I couldn’t sleep the previous night. I hate that the world cup does this to me- every four years. I am anxious, nervous and if it is not football related I do not DO NOT want to hear it. I reached Phoenix landing a little late and was disappointed that Devin did not bring my Vuvuzela. The previous night my dad had warned me not to jinx the English team by watching them play. It was hard to see anything since I was one of the smallest person there. We had a couple of British people on the side and it was amazing to see as people of different nationalities braced to see their nations play. There I was with my confused identity hoping that both England and USA made it through. At half time Devin was pretty much like this
I should stress here that I had more faith in the Americans so I wasn’t as stressed as Devin was during half time. I switched to the england side of the pub simply because I couldn’t imagine this team loosing.I mean how could they? i have seen them long enough to know if there is one thing this team knows its is HUSTLE, HUSTLE and HUSTLE. In the 90th second I saw what had happened and went into the background so that nobody saw me cry. There it was one minute after the moment that both the Americans and British rejoiced with their hands in the air and dancing in the streets.
THe video from Phoenix Landing Boston of the 91st minute
I recently read an article on Boston.com (an underrated website, if you can believe it) about the roof decks in Boston. I thoroughly enjoyed the article and it brought up one glaring point, Summer Is Hot. Where do summer students go for a bite to eat slash cocktail mid-day or on a hot summer night? The options in the article were eclectic and had a little something for everyone. But honestly, will these eight venues really tide us over for the entirety of the hot summer?
We all have a friend with a roof deck who is extra popular during the months from May to September. To have roof deck access is similar to holding a key to a personal sunshine getaway for all friends and family from the heat of the summertime cement jungle. I was blessed once many moons ago with such amenities… however, I have since resorted to begging friends and foes alike for the privilege. What options do students have in the city on hot summer days? Roof deck pools!
Roof deck pools are very hard to come by not matter what city you are in. Did you know that Boston has two? Both are detailed on Boston.com. Boston also has public watertainment options, the Department of Conservation and Recreation offers an in ground pool for people in the North End. The new Greenway, where the elevated I-93 was, has been transformed into green space snaking through Boston spotted with fountains and places to play in the water. People, get out of the heat and take a dip for gosh sakes! And after get a bite to eat outside!

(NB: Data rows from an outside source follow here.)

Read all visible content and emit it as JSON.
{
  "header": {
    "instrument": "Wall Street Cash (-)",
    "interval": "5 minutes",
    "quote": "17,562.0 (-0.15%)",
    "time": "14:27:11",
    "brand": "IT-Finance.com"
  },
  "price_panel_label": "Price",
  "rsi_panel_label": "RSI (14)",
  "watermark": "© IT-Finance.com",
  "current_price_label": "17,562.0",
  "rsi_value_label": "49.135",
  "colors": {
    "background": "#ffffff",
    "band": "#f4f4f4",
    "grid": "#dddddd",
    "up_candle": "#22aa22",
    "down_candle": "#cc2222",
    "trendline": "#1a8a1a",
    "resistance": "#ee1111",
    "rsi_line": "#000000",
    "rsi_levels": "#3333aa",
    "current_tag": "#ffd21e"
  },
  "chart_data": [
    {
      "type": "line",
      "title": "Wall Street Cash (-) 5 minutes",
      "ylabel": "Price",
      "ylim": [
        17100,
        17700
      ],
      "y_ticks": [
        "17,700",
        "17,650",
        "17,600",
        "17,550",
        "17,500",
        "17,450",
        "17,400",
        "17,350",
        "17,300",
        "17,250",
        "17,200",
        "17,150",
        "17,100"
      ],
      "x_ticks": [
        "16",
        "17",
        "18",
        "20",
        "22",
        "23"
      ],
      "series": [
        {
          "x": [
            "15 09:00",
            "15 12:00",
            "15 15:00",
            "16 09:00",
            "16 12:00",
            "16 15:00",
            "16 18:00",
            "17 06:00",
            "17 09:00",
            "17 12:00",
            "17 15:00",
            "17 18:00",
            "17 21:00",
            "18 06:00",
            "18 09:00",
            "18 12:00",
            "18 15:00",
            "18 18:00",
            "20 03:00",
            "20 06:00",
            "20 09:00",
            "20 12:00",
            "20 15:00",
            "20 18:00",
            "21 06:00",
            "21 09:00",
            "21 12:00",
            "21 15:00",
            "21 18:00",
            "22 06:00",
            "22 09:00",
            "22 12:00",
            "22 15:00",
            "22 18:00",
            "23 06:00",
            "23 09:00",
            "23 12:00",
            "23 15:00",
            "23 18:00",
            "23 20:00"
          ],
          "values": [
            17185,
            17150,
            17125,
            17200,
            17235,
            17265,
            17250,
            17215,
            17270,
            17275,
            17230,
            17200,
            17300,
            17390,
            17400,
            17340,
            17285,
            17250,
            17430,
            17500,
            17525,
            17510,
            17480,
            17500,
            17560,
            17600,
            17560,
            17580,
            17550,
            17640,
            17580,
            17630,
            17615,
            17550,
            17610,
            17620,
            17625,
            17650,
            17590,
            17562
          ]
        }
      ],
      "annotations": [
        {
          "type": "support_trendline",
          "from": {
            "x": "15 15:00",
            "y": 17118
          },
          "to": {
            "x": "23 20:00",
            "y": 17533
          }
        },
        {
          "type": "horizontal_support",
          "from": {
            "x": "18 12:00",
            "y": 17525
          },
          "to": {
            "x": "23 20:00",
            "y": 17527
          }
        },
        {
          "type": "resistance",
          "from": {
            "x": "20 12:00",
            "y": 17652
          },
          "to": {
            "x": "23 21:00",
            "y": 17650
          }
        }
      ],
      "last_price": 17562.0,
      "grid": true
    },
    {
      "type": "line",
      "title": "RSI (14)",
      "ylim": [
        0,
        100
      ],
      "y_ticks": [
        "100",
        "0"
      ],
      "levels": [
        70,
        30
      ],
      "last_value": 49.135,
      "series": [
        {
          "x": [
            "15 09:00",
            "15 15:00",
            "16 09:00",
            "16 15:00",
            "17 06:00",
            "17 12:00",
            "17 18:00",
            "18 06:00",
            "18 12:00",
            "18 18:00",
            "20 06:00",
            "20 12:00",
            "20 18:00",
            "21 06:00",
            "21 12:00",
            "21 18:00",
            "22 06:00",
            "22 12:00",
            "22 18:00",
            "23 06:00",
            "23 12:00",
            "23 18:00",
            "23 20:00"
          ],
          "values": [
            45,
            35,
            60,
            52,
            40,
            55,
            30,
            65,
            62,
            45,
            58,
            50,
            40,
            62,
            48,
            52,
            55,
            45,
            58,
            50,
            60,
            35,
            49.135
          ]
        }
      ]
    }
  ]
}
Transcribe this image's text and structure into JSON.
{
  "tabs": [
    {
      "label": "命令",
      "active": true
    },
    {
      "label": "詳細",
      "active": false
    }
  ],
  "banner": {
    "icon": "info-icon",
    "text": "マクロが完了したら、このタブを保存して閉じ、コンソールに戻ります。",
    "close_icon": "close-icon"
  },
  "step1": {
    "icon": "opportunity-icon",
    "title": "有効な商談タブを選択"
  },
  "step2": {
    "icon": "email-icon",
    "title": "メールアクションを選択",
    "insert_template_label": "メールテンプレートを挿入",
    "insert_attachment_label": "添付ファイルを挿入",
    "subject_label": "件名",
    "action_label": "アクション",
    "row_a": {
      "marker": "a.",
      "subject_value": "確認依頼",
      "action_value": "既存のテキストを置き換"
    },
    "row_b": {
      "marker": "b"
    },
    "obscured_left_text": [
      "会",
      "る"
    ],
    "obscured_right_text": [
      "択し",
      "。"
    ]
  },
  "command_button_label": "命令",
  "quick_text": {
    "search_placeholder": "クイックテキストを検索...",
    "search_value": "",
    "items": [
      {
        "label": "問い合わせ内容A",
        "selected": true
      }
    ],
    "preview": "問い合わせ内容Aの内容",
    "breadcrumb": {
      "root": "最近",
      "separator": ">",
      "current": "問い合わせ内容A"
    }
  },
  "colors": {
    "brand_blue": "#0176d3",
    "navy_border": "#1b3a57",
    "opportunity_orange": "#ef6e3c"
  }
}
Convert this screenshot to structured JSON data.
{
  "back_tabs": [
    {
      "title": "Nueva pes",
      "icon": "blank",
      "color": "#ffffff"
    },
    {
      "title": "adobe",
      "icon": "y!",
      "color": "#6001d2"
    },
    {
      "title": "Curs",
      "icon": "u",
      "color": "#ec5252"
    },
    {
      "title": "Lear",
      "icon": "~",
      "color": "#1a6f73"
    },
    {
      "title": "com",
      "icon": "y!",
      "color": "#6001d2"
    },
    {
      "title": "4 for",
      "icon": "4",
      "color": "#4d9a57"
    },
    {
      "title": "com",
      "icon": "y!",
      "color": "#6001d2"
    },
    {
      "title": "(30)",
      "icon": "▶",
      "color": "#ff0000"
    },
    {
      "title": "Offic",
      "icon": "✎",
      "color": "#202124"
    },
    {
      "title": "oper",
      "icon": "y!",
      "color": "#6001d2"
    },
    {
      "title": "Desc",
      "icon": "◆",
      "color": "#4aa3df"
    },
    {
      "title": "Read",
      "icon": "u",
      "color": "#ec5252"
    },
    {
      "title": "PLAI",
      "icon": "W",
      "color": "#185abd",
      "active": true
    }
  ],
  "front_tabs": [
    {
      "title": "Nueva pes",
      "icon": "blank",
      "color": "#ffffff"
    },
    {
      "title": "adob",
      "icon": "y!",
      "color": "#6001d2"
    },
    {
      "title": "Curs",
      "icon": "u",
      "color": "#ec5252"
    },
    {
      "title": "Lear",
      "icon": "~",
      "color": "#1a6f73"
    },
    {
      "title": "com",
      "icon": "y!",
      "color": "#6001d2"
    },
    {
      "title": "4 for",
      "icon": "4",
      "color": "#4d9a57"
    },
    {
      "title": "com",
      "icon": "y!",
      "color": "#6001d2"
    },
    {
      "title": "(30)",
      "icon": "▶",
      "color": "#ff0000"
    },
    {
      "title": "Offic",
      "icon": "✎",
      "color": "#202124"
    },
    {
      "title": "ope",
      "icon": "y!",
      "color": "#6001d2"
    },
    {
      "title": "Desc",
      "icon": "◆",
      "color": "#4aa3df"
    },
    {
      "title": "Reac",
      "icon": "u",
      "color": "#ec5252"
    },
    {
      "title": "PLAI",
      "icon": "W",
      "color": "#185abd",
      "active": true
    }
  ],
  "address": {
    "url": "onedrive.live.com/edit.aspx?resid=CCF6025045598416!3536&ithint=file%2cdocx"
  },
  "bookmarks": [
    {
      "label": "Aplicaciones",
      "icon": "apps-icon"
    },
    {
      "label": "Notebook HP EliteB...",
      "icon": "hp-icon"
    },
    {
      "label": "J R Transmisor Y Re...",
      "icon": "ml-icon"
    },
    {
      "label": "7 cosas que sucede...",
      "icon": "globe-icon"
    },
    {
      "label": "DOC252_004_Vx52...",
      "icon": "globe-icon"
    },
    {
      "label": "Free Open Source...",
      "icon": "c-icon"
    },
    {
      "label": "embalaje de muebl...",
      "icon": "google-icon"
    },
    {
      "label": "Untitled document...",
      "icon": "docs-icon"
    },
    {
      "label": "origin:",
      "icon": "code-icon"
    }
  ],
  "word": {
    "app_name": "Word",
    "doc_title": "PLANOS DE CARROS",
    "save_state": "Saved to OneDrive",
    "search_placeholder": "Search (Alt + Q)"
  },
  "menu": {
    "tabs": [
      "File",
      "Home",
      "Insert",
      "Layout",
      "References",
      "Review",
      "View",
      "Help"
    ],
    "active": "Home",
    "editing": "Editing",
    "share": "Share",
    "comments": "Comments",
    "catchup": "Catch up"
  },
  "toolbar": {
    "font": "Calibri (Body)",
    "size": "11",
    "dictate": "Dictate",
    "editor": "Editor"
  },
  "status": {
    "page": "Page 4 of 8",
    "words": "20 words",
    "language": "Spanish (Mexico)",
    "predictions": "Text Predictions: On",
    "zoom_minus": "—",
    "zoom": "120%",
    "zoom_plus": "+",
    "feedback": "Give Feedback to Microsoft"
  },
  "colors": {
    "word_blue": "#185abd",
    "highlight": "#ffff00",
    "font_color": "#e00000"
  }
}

Al Fresco is where Boston shines. With numerous quality restaurants sprinkled all over the good city of Boston, a greater amount of restaurants each year are adding this feature to their repertoire, and it makes me smile. Boston is a great city for food and drinks no matter what price point you’re playing in. Fiore (roof deck), Bouchee (below ground level), and Church (patio) all offer their own take on outside dinning. Now that summer has come upon us and given the population a collective kiss of color on our faces, why not do a little bronzing while having some food?
Are you happy with Boston’s roof deck, pool, and al fresco scene? Do we need a greater range of options or are we being greedy and creating first world problems for ourselves? What are your opinions of the venues we have? Please share your hidden gems or favorite can’t miss places for Summer 2010…